Good news, people who prefer their videogame graphics crispy rather than hazy and rainbow-edged! Ubisoft are working on an Assassin’s Creed: Mirage patch that will let you toggle off chromatic aberration – aka the blurring of outlines and details for artistic effect, which you might consider appropriate to a game subtitled “Mirage”, but which some people absolutely despise.
This follows a week of uproar (as previously reported by Eurogamer) that has seen some players outright modding the game to remove the feature. Some people are complaining that it actually gives them headaches or makes them feel dizzy and nauseous. There’s no release date for the Mirage update yet, but Ubi have a “dedicated team” working on it.
All that’s from a support team post below the publisher’s recent announcement that Mirage is Ubisoft’s “biggest new-gen launch in terms of unit sales to date” with “the number of players being in the line with past successful launches such as AC Origins and AC Odyssey”. The post comments that “we could not have been happier that our back to the roots experience has been embraced by the community,” which gives me hope that we might see more stealth-oriented, levelling-averse, 10-20 hour Assassin’s Creeds, rather than another Valhalla-style open world grindfest.
As for chromatic blur, consider it knifed and/or poisoned and dumped in a bush somewhere. “Regarding the chromatic aberration, our dedicated team is working on it,” reads the subsequent support team post. “The option to toggle it on and off should be available in one of the upcoming updates.”
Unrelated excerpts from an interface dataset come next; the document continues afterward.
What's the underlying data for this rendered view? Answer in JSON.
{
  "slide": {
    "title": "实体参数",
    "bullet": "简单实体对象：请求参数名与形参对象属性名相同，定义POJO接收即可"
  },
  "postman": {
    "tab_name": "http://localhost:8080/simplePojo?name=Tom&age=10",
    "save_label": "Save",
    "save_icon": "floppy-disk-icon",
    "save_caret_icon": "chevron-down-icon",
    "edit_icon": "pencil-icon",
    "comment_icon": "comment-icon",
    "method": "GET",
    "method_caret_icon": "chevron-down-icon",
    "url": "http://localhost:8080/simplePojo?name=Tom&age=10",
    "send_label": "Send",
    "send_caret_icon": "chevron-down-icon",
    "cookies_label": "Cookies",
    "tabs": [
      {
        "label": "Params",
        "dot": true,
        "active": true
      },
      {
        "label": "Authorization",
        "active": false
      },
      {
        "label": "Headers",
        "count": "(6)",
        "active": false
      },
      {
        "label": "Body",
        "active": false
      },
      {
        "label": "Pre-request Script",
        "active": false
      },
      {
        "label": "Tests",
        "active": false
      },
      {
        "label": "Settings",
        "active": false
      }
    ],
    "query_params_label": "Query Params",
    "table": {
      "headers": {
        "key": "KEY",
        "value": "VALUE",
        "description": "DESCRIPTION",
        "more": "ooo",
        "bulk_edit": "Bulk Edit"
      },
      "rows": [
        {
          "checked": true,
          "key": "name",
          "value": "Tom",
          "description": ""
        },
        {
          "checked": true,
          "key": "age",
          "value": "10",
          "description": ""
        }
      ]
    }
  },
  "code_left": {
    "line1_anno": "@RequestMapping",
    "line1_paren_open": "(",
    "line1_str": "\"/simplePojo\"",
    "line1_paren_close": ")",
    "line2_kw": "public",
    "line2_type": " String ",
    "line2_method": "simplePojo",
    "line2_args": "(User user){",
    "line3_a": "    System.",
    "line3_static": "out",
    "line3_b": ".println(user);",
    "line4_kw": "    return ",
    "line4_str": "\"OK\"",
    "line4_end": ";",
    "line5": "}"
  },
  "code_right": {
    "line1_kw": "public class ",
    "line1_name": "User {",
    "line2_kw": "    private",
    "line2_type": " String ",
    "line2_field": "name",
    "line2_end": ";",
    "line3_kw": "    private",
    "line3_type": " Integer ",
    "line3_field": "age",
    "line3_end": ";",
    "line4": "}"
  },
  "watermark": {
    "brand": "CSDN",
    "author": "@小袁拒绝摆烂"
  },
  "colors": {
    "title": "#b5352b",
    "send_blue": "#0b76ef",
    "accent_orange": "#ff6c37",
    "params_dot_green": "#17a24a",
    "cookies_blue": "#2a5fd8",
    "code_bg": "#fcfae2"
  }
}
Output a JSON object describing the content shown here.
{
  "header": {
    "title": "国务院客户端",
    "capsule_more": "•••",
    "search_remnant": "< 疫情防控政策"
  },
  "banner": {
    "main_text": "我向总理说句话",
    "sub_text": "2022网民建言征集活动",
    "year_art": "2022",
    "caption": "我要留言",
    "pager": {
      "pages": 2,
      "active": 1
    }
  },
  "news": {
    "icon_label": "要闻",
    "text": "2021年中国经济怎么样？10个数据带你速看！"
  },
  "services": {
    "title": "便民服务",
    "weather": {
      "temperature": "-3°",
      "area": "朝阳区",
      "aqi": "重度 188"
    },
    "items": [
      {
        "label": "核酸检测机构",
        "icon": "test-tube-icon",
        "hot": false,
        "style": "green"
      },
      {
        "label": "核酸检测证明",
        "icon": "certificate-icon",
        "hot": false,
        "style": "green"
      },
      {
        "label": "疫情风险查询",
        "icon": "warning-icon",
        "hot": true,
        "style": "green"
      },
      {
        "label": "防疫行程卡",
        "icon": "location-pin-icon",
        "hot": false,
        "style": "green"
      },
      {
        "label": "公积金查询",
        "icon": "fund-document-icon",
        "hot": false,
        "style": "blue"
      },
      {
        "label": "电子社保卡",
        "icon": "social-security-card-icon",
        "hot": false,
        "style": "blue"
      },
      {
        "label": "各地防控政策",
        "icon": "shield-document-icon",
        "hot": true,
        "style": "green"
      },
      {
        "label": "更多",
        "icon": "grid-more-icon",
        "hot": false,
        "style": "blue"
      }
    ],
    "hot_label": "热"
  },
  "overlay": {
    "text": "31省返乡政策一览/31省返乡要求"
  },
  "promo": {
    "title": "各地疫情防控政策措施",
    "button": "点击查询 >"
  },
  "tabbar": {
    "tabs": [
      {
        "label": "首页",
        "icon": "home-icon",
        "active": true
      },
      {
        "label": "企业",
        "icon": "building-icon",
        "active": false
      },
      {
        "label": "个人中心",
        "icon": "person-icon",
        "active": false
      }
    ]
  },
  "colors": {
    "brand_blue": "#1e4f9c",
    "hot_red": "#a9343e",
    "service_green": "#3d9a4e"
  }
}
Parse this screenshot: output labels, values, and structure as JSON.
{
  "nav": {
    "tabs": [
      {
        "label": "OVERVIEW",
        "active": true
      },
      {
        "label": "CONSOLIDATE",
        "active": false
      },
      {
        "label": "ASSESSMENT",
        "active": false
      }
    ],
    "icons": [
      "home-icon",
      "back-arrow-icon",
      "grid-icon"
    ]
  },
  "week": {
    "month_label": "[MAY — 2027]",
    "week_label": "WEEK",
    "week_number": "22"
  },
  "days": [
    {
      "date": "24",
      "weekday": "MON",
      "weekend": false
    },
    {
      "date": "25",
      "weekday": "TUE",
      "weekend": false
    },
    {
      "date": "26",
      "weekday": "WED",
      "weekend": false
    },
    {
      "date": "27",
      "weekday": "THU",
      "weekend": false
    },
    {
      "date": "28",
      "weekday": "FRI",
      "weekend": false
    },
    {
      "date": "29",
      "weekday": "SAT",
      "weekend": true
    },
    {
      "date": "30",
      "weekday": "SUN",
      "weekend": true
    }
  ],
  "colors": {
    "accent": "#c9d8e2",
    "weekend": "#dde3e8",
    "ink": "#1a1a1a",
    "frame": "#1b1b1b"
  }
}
I can’t say I’ve been that bothered by chromatic aberration in Mirage, but now that my attention has been called to it, I can understand why a few players find it unpleasant. Consider this zoomed-in screenshot taken by Redditor IzttzI. Gosh, that rope looks a bit… psychadelic. Careful, it might bite!
On the other hand, I look at the comparison shots for the mod that removes the effect (taken by its creator kamzik123) and I can’t see the problem. What’s your mileage?
It’s funny how graphics features catch people out differently. For instance, I have been unable to finish the otherwise lovely Sable because the contrast between the character’s purposefully juddery animations and the camera movement causes weird lights to go on in my skull. That’s despite really liking the game’s aesthetic in small doses – I just can’t play for longer than 20 minutes.
Alice Bell found Mirage to be “the most enjoyable Assassin’s Creed game for years”, and our hardware editor James Archer was similarly impressed by its visuals. In his guide to Assassin’s Creed Mirage’s PC performance and the best settings to use, James summarised it as follows: “Mirage cares not for being the glossy poster child of ray-traced glamour; it’s just a game that looks pretty nice and runs well on PC, older hardware and Steam Decks included.”